----- Exercise inputs -----

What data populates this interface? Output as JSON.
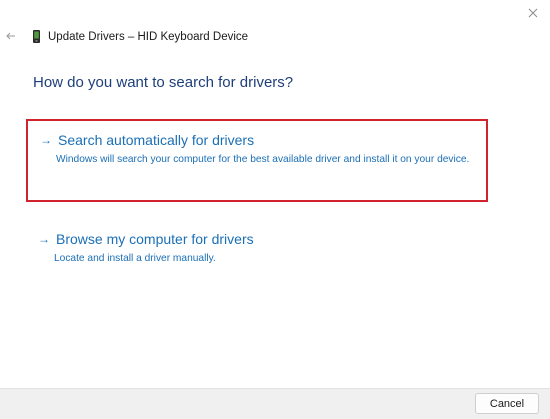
{
  "window": {
    "title": "Update Drivers – HID Keyboard Device"
  },
  "icons": {
    "close": "close-icon",
    "back": "back-arrow-icon",
    "device": "keyboard-device-icon",
    "option_arrow": "arrow-right-icon"
  },
  "heading": "How do you want to search for drivers?",
  "options": [
    {
      "arrow": "→",
      "title": "Search automatically for drivers",
      "description": "Windows will search your computer for the best available driver and install it on your device."
    },
    {
      "arrow": "→",
      "title": "Browse my computer for drivers",
      "description": "Locate and install a driver manually."
    }
  ],
  "footer": {
    "cancel_label": "Cancel"
  },
  "colors": {
    "link": "#1b6fb5",
    "heading": "#1e3f7a",
    "highlight_border": "#d0232e",
    "footer_bg": "#f0f0f0"
  }
}
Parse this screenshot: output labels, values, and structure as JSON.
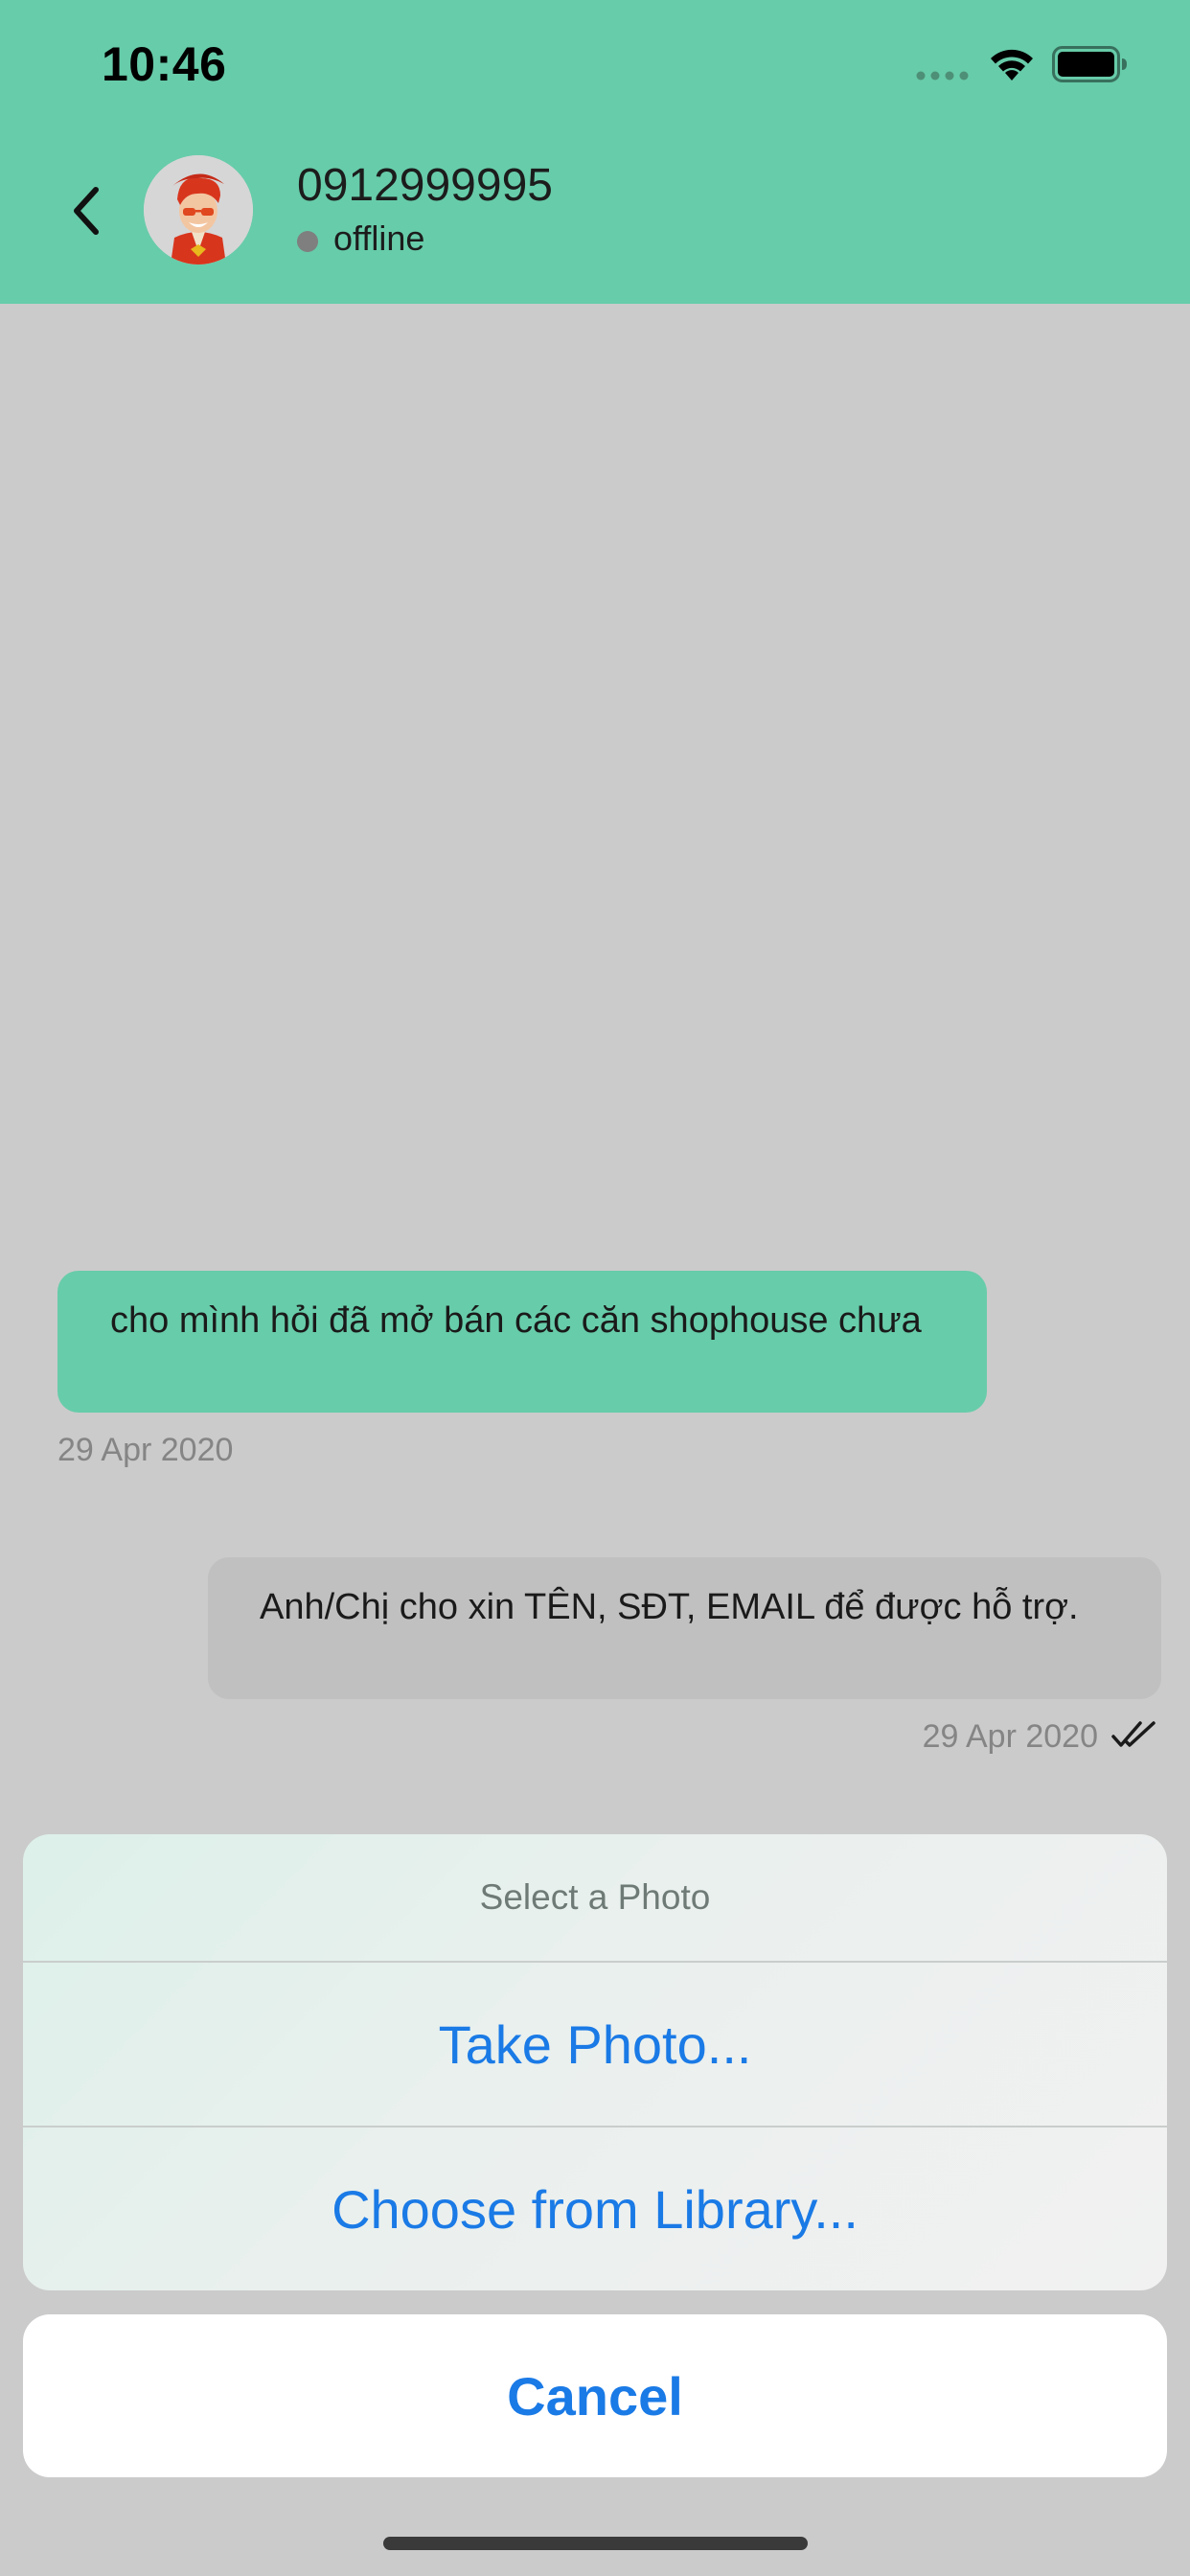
{
  "status_bar": {
    "time": "10:46",
    "icons": [
      "signal-dots-icon",
      "wifi-icon",
      "battery-icon"
    ]
  },
  "header": {
    "back_icon": "chevron-left-icon",
    "avatar_icon": "user-avatar-icon",
    "contact_name": "0912999995",
    "presence": "offline"
  },
  "messages": [
    {
      "direction": "incoming",
      "text": "cho mình hỏi đã mở bán các căn shophouse chưa",
      "time": "29 Apr 2020"
    },
    {
      "direction": "outgoing",
      "text": "Anh/Chị cho xin TÊN, SĐT, EMAIL để được hỗ trợ.",
      "time": "29 Apr 2020",
      "status_icon": "double-check-icon"
    }
  ],
  "action_sheet": {
    "title": "Select a Photo",
    "options": [
      "Take Photo...",
      "Choose from Library..."
    ],
    "cancel_label": "Cancel"
  },
  "colors": {
    "header_bg": "#67cca9",
    "incoming_bubble": "#67cca9",
    "outgoing_bubble": "#c0c0c0",
    "dim_background": "#cbcbcb",
    "action_text": "#1a7ae6"
  }
}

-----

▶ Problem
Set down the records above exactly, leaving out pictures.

▶ Exercise output
What data populates this interface? Output as JSON.
{
  "window": {
    "title": "Update Drivers – HID Keyboard Device"
  },
  "icons": {
    "close": "close-icon",
    "back": "back-arrow-icon",
    "device": "keyboard-device-icon",
    "option_arrow": "arrow-right-icon"
  },
  "heading": "How do you want to search for drivers?",
  "options": [
    {
      "arrow": "→",
      "title": "Search automatically for drivers",
      "description": "Windows will search your computer for the best available driver and install it on your device."
    },
    {
      "arrow": "→",
      "title": "Browse my computer for drivers",
      "description": "Locate and install a driver manually."
    }
  ],
  "footer": {
    "cancel_label": "Cancel"
  },
  "colors": {
    "link": "#1b6fb5",
    "heading": "#1e3f7a",
    "highlight_border": "#d0232e",
    "footer_bg": "#f0f0f0"
  }
}
Parse this screenshot: output labels, values, and structure as JSON.
{
  "status_bar": {
    "time": "10:46",
    "icons": [
      "signal-dots-icon",
      "wifi-icon",
      "battery-icon"
    ]
  },
  "header": {
    "back_icon": "chevron-left-icon",
    "avatar_icon": "user-avatar-icon",
    "contact_name": "0912999995",
    "presence": "offline"
  },
  "messages": [
    {
      "direction": "incoming",
      "text": "cho mình hỏi đã mở bán các căn shophouse chưa",
      "time": "29 Apr 2020"
    },
    {
      "direction": "outgoing",
      "text": "Anh/Chị cho xin TÊN, SĐT, EMAIL để được hỗ trợ.",
      "time": "29 Apr 2020",
      "status_icon": "double-check-icon"
    }
  ],
  "action_sheet": {
    "title": "Select a Photo",
    "options": [
      "Take Photo...",
      "Choose from Library..."
    ],
    "cancel_label": "Cancel"
  },
  "colors": {
    "header_bg": "#67cca9",
    "incoming_bubble": "#67cca9",
    "outgoing_bubble": "#c0c0c0",
    "dim_background": "#cbcbcb",
    "action_text": "#1a7ae6"
  }
}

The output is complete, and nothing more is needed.